The view from Twin Peaks, one of the best shows in the house, during the 1950’s and today:
After leaving Twin Peaks, the tour drive follows basically the same route to Mission Dolores, seen in the top picture in Alfred Hitchcock’s ‘Vertigo’.
After Mission Dolores none of the original route is used today. The Scenic Drive travels past Dolores Park to Cesar Chavez Street to Highway 280, passes AT&T Park and the Ferry Building, and then doubles back to City Hall by way of Howard Street completely bypassing Market Street. In the top photo from Hannah Clayborn’s collection Roman Rodriguez, sitting on the lawn, reconstructs his murder of 16 year old Hilda Pagan to the police at Dolores Park in 1952. I can’t get much information on this murder today and I wonder who the lady with her hands to her face was? I hope it wasn’t Hilda’s mother. A top portion was added to the small building they sat at, and it was a restroom and snack bar when I took my photo several years ago. It was demolished during the 2015 remodeling of Dolores.
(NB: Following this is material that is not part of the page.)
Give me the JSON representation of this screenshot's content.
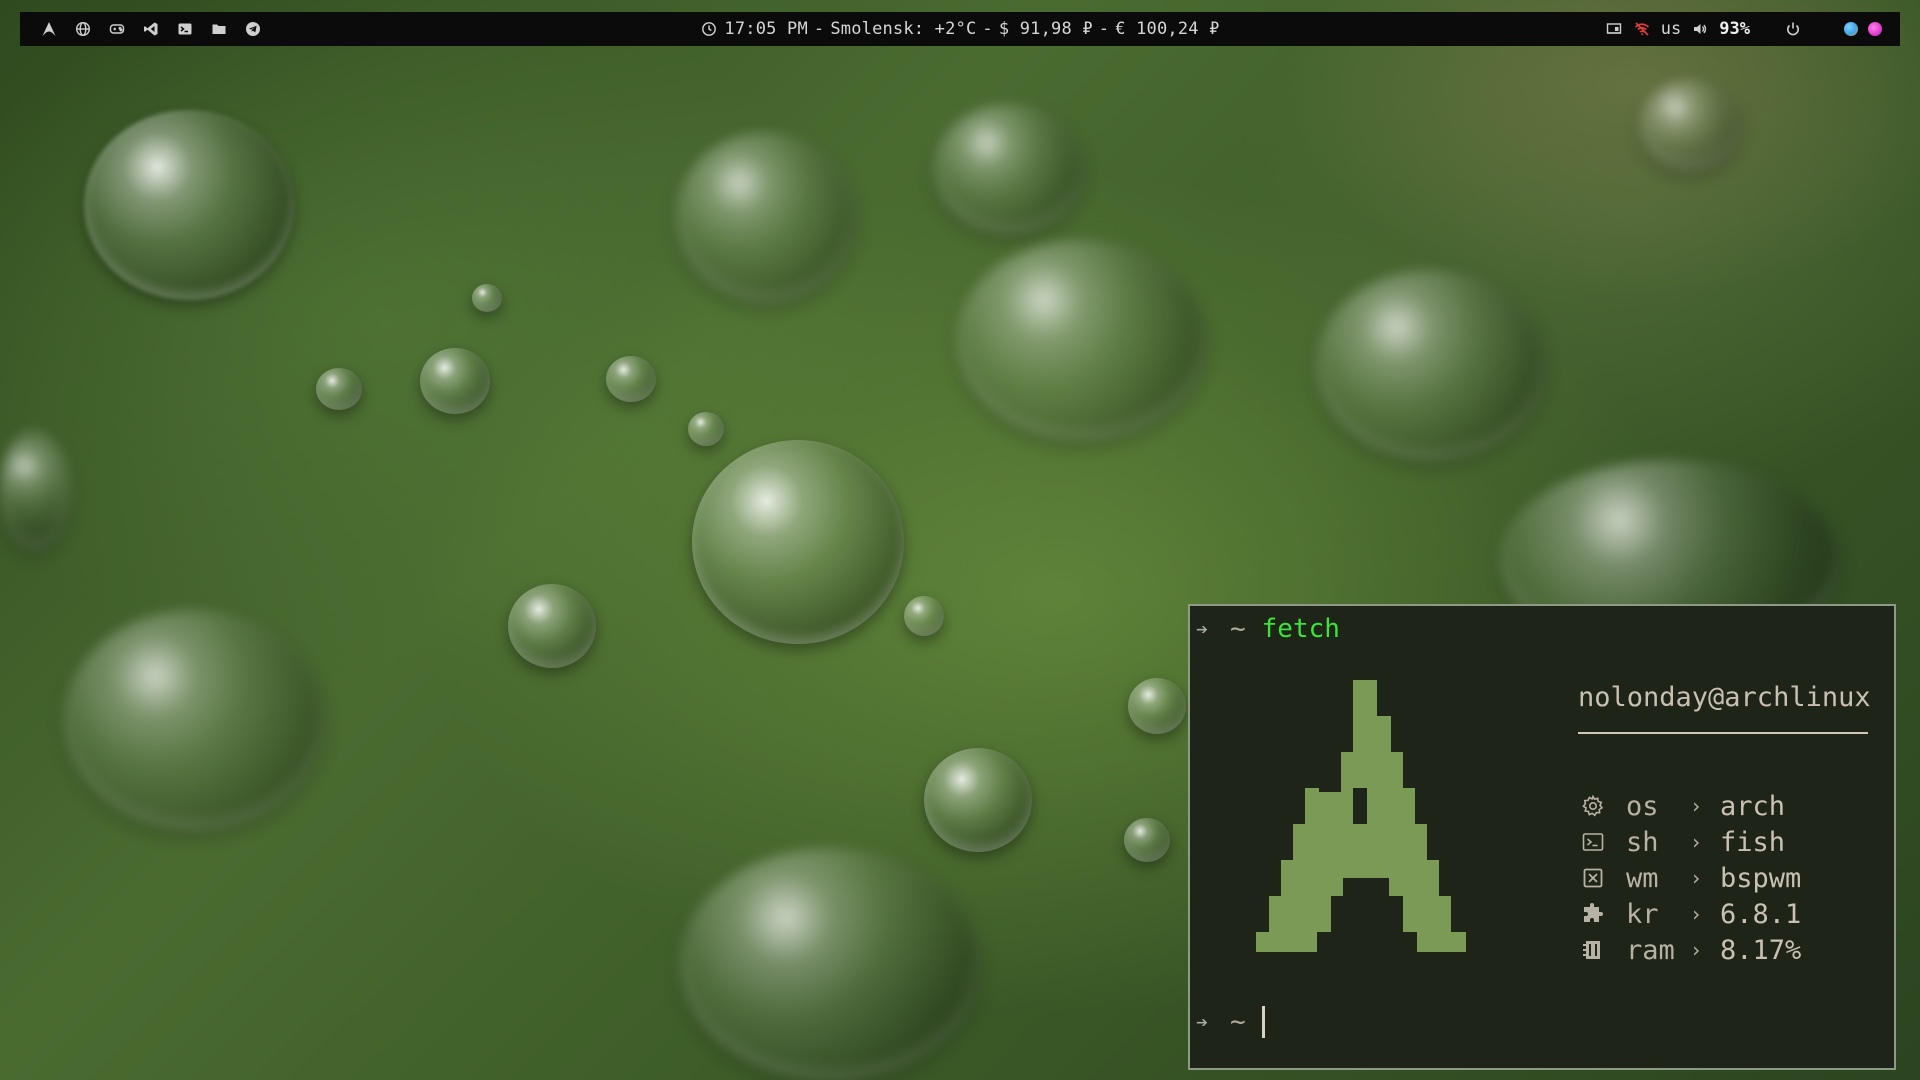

Back to the 1939 route: We’re on Market Street, near the Palace Hotel. The top picture is from the famous 1906 film ‘A Trip Down Market Street’. A portion of the old Palace Hotel, destroyed during the 1906 Earthquake and Fire, can be seen on the right in the film photo.
The 1939 route bypasses the Ferry Building, (How rude was that!) for the more traveled by that time Trans Bay Terminal. The top pictures are of a bus leaving inside the terminal in a scene from the 1973 film ‘The Laughing Policeman’ and a bus leaving the terminal on the day the building closed in August of 2010.
From here we’re on our way to the Fair across the Bay Bridge, seen in the opening shot of the Humphrey Bogart movie ‘The Maltese Falcon’.
We’ll end up at the 1939 Golden Gate International Exposition on Treasure Island. The top picture is from a short color film entitled ‘The Cavalcade of San Francisco’ narrated by James Fitxpatrick. That was a long drive, I’m tired!
I’ll close with a photo of today’s 49 Mile Scenic Drive for comparison.